Why Are Oak Trees Considered Unique Among Trees?
Oak trees are one of the most robust and large trees in the world, and they’ve been around for millions of years. Believe it or not, there are over 600 oak species, and approximately 100 grow in the United States. Aside from their ability to feed numerous creatures with their leaves and acorns, there are various reasons why oak trees are unique among trees.
Incredibly Long Lifespan
Many tree species have impressive lifespans, with some living 100 years, but oak trees can live 10 times that long. That’s right; oak trees can live up to 1,000 years! Interestingly, they continue to grow and produce acorns until they reach the age of 700. After that, their growth begins to slow down.
Although oak trees don’t yield traditional fruit, they do produce loads and loads of acorns. In fact, they produce approximately 10,000 acorns each year. While acorn production aims to generate more oak trees, only about one in 1,000 acorns becomes a full-grown oak tree. The majority of acorns are a food source for various birds and critters.
Oakwood is Dense and Durable

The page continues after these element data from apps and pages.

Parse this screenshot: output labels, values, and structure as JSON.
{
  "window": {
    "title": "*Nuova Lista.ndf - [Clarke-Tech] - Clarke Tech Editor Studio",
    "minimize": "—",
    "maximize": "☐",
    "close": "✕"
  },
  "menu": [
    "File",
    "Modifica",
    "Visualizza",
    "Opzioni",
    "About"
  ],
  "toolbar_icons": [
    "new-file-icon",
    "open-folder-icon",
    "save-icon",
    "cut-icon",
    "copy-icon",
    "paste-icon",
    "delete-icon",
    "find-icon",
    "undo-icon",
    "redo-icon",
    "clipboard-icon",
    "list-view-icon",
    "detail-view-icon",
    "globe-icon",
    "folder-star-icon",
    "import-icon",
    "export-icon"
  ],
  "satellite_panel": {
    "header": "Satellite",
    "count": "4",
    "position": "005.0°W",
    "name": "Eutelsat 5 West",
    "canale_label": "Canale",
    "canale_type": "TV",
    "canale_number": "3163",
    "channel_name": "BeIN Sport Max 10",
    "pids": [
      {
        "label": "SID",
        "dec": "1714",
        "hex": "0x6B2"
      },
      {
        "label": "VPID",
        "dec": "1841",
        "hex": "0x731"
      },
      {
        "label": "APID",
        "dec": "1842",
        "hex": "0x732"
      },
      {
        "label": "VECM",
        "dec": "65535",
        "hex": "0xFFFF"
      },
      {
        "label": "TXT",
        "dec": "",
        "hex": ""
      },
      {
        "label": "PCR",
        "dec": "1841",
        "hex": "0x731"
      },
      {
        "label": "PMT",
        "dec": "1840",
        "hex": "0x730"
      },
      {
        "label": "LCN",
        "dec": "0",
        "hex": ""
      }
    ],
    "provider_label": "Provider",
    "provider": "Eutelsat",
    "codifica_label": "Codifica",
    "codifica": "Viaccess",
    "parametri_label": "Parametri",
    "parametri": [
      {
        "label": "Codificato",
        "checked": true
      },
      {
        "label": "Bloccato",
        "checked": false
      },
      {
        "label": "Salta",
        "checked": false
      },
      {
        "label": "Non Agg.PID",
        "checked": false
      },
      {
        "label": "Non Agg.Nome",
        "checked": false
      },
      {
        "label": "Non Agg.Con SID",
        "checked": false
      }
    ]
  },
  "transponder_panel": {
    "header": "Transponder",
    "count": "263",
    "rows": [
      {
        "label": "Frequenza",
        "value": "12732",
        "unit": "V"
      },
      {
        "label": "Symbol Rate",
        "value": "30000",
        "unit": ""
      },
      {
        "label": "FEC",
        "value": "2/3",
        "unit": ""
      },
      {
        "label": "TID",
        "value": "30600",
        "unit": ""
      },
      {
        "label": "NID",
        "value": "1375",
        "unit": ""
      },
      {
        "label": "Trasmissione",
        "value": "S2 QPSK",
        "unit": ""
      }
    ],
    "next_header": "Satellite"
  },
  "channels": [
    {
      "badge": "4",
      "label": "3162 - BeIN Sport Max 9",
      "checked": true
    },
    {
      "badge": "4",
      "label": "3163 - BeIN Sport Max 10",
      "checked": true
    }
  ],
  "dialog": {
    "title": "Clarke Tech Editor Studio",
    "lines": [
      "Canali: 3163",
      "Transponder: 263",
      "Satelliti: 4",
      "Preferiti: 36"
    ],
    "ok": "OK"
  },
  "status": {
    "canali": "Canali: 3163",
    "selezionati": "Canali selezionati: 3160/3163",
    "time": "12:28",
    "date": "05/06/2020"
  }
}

Fascinatingly, early humans built homes and tools using oakwood. Additionally, the Vikings used oakwood to construct their boats and ships during ancient times because of its robust and durable nature. Although we don’t typically build ships from wood anymore, there are still many common uses for oak, including carpentry, flooring materials, and wine barrels.
Favored by Bees
Oak trees don’t provide traditional nectar like other trees and flowers, but honeybees and other pollinators still favor them. Oaks secrete a substance similar to nectar to attract pollinators and help protect the tree from harmful insects and pests. As a result, oak trees aren’t prone to many pests and diseases.
Now that you know why oak trees are unique among trees, you may be inclined to buy oak trees online. Bring an abundance of shade and beauty to your property by shopping Plant Me Green’s extensive selection of tree species suitable for various hardiness zones.